– Explainability of machine learning models based on semantics/ontologies
– Exploiting semantics/ontologies for explainable/traceable recommendations
– Explanations based on semantics/ontologies in the context of decision 
making/decision support systems
– Semantic user modelling for personalized explanations
– Design criteria for explainability-supporting ontologies
– Dialogue management and natural language generation based on 
– Visual explanations based on semantics/ontologies
– Multi-modal explanations using semantics/ontologies
– Interactive/incremental explanations based on semantics/ontologies
– Ontological modeling of explanations and user profiles
– Real-world applications and use cases of semantic/ontologies for 
explanation generation
– Approaches to human expertise/knowledge capture for use in 
semantic/ontology based explanation generation



We invite research papers and demonstration papers, either in long (16 
pages) or short (8 pages) format.

All papers have to be submitted electronically via EasyChair:

All research submissions must be in English, and no longer than 16 pages 
for long papers, and 8 pages for short papers (including references).

Submissions must be in PDF, formatted in the style of the Springer 
Publications format for Lecture Notes in Computer Science (LNCS). For 
details on the LNCS style, see Springer’s Author Instructions:

Accepted papers will be published as CEUR workshop proceedings.

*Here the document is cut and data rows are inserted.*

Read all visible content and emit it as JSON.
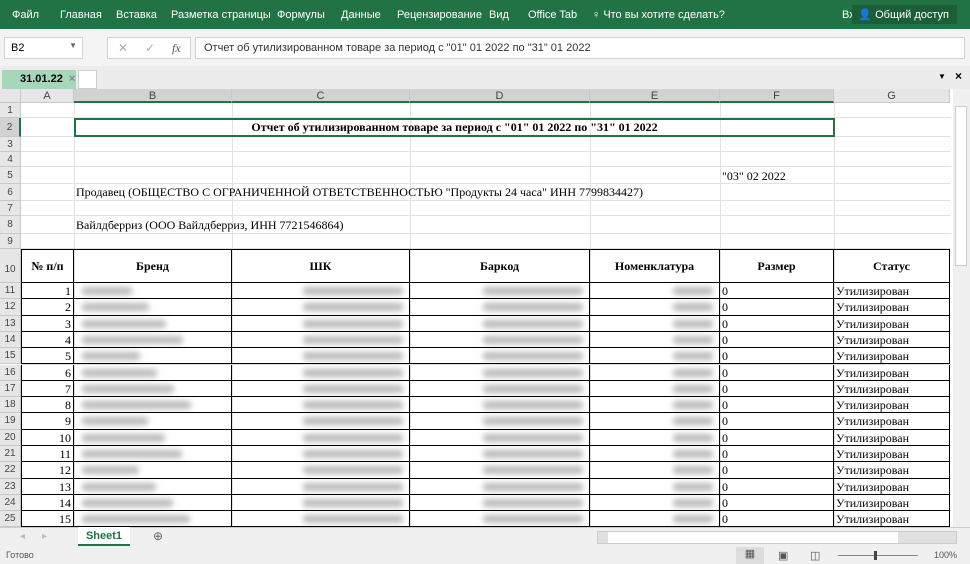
{
  "ribbon": {
    "tabs": [
      "Файл",
      "Главная",
      "Вставка",
      "Разметка страницы",
      "Формулы",
      "Данные",
      "Рецензирование",
      "Вид",
      "Office Tab"
    ],
    "tell_me": "Что вы хотите сделать?",
    "signin": "Вход",
    "share": "Общий доступ",
    "color": "#217346"
  },
  "formula_bar": {
    "name_box": "B2",
    "fx": "fx",
    "formula": "Отчет об утилизированном товаре за период с \"01\" 01 2022 по \"31\" 01 2022"
  },
  "doc_tab": {
    "label": "31.01.22"
  },
  "columns": [
    "A",
    "B",
    "C",
    "D",
    "E",
    "F",
    "G"
  ],
  "report": {
    "title": "Отчет об утилизированном товаре за период с \"01\" 01 2022 по \"31\" 01 2022",
    "date": "\"03\" 02 2022",
    "seller": "Продавец (ОБЩЕСТВО С ОГРАНИЧЕННОЙ ОТВЕТСТВЕННОСТЬЮ \"Продукты 24 часа\" ИНН 7799834427)",
    "buyer": "Вайлдберриз (ООО Вайлдберриз, ИНН 7721546864)",
    "headers": [
      "№ п/п",
      "Бренд",
      "ШК",
      "Баркод",
      "Номенклатура",
      "Размер",
      "Статус"
    ],
    "rows": [
      {
        "n": "1",
        "size": "0",
        "status": "Утилизирован"
      },
      {
        "n": "2",
        "size": "0",
        "status": "Утилизирован"
      },
      {
        "n": "3",
        "size": "0",
        "status": "Утилизирован"
      },
      {
        "n": "4",
        "size": "0",
        "status": "Утилизирован"
      },
      {
        "n": "5",
        "size": "0",
        "status": "Утилизирован"
      },
      {
        "n": "6",
        "size": "0",
        "status": "Утилизирован"
      },
      {
        "n": "7",
        "size": "0",
        "status": "Утилизирован"
      },
      {
        "n": "8",
        "size": "0",
        "status": "Утилизирован"
      },
      {
        "n": "9",
        "size": "0",
        "status": "Утилизирован"
      },
      {
        "n": "10",
        "size": "0",
        "status": "Утилизирован"
      },
      {
        "n": "11",
        "size": "0",
        "status": "Утилизирован"
      },
      {
        "n": "12",
        "size": "0",
        "status": "Утилизирован"
      },
      {
        "n": "13",
        "size": "0",
        "status": "Утилизирован"
      },
      {
        "n": "14",
        "size": "0",
        "status": "Утилизирован"
      },
      {
        "n": "15",
        "size": "0",
        "status": "Утилизирован"
      }
    ]
  },
  "sheets": [
    "Sheet1"
  ],
  "status_bar": {
    "ready": "Готово",
    "zoom": "100%"
  }
}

At least 
one author of each accepted paper must register for the workshop and 
present the paper there.



– Philipp Cimiano – Bielefeld University
– Basil Ell – Bielefeld University, Oslo University
– Agnieszka Lawrynowicz – Poznan University of Technology
– Laura Moss – University of Glasgow
– Axel-Cyrille Ngonga Ngomo – Paderborn University



Ahmet Soylu – Norwegian University of Science and Technology / SINTEF 
Digital, Norway
Andreas Harth – University of Erlangen–Nuremberg, Germany
Anisa Rula – University of Milano – Bicocca, Italy
Axel-Cyrille Ngonga Ngomo – Paderborn University, Germany
Axel Polleres – Wirtschaftsuniversität Wien, Austria
Basil Ell – Bielefeld University, Germany and University of Oslo, Norway
Benno Stein – Bauhaus-Universität Weimar, Germany
Christos Dimitrakakis – Chalmers University of Technology, Sweden
Ernesto Jimenez-Ruiz – The Alan Turing Institute, UK
Francesco Osborne – The Open University, UK
Gong Cheng – Nanjing University, China
Heiko Paulheim – University of Mannheim, Germany
Heiner Stuckenschmidt – University of Mannheim, Germany
Jürgen Ziegler – University of Duisburg-Essen, Germany
Mariano Rico – Universidad Politécnica de Madrid, Spain
Maribel Acosta – Karlsruhe Institute of Technology, Germany
Martin G. Skjæveland – University of Oslo, Norway
Michael Kohlhase – Friedrich-Alexander-Universität Erlangen-Nürnberg, 
Pascal Hitzler – Wright State University, USA
Philipp Cimiano – Bielefeld University, Germany
Ralf Schenkel – Trier University, Germany
Serena Villata – Université Côte d’Azur, CNRS, Inria, I3S, France
Stefan Schlobach – Vrije Universiteit Amsterdam, The Netherlands
Steffen Staab – University of Koblenz-Landau, Germany


Dr. Basil Ell
AG Semantic Computing
Bielefeld University
Bielefeld, Germany
CITEC, 2.311
+49 521 106 2951

Received on Thursday, 3 September 2020 07:48:59 UTC